Disney Research published a paper about their imitation learning program that will help improve television broadcasts. With the help of the California Institute of Technology, Disney has begun to develop machine-learning algorithms to make automated cameras more human-like. The hope is to find the right balance between covering all of the action and making it as smooth as possible.
Studying the movements of human camera operators allows the Disney Research team and their partners to understand why the current software would cover a certain play differently than human operators. The software that controls the automated cameras will learn to become aware of any mistakes they might make, in order to correct them in the future.
The automated cameras will learn how human camera operators work by studying every aspect of a game they chose to cover. The hope is to try to eliminate the jerky footage that automated cameras are known for.
Currently automated sports cameras don’t follow the ball in either soccer or basketball. They try and capture the best action by understanding player movement, with the hope of anticipating the flow of play. If the automated cameras guess wrong, the broadcast looks less then stellar.
Jessica Hodgins, vice president at Disney Research, is excited about the direction they are heading.“This research demonstrates a significant advance in the use of imitation learning to improve camera planning and control during game conditions,” she said. “This is the sort of progress we need to realize the huge potential for automated broadcasts of sports and other live events.”
Human camera operators are able to understand the sports they are covering in a much more nuanced way. For one, they often have been watching, or even playing the game for a very long time. Now, automated cameras will be able to learn based on repetition just like their counterparts.
At times humans can be overly aggressive when trying to anticipate game action. Automated cameras tend to be more cautious, as they use algorithms based on player movement.
As of now Disney Research is only working to improve their automated camera coverage for basketball and soccer. Automated cameras have been able to cover basketball more successfully because there are fewer players on a much smaller playing surface.
A majority of Disney-owned ESPN’s live game coverage is for basketball and soccer. Although football is still the biggest sport in the United States, ESPN only broadcasts Monday Night Football.
SI.com’s Richard Deitsch covered ESPN and ABC’s coverage of the recently concluded NBA Finals. They used 30 cameras and 28 replay devices in both Oracle Arena and Quicken Loans Arena. ESPN’s Euro 2016 coverage is currently underway in France. Their 2010 World Cup coverage featured 30 television cameras, and one can assume this number has not gone down. Last year ESPN began experimenting with fewer remote broadcasts for their Major League Soccer coverage. So it’s safe to say Disney entities have invested in quality broadcasts before.

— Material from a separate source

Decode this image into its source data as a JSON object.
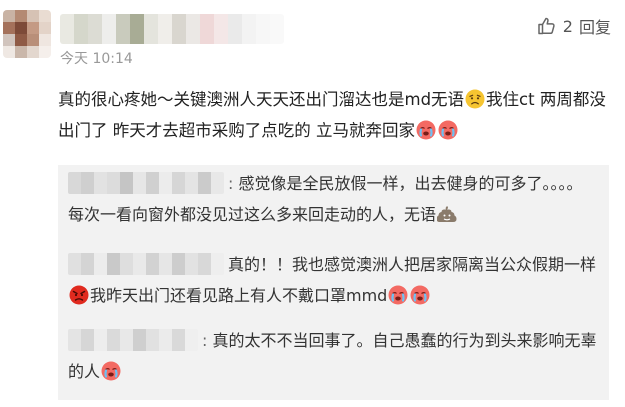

Now, with the new automated cameras learning from their human counterparts maybe fewer cameras will be needed than ever before.

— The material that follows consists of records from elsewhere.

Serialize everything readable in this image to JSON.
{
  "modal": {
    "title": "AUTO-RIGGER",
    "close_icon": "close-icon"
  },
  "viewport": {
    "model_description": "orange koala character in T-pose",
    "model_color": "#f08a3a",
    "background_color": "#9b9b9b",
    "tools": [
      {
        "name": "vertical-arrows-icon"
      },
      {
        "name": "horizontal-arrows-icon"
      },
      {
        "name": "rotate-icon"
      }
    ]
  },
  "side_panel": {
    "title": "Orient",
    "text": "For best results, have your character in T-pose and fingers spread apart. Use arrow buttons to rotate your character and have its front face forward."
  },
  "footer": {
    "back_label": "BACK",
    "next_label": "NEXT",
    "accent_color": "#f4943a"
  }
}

Human camera operators will be used to cover sports for years to come. But with the help of automated cameras that will become more acutely aware of the nuances of the sports they are filming, fans might be able to experience better live broadcasts.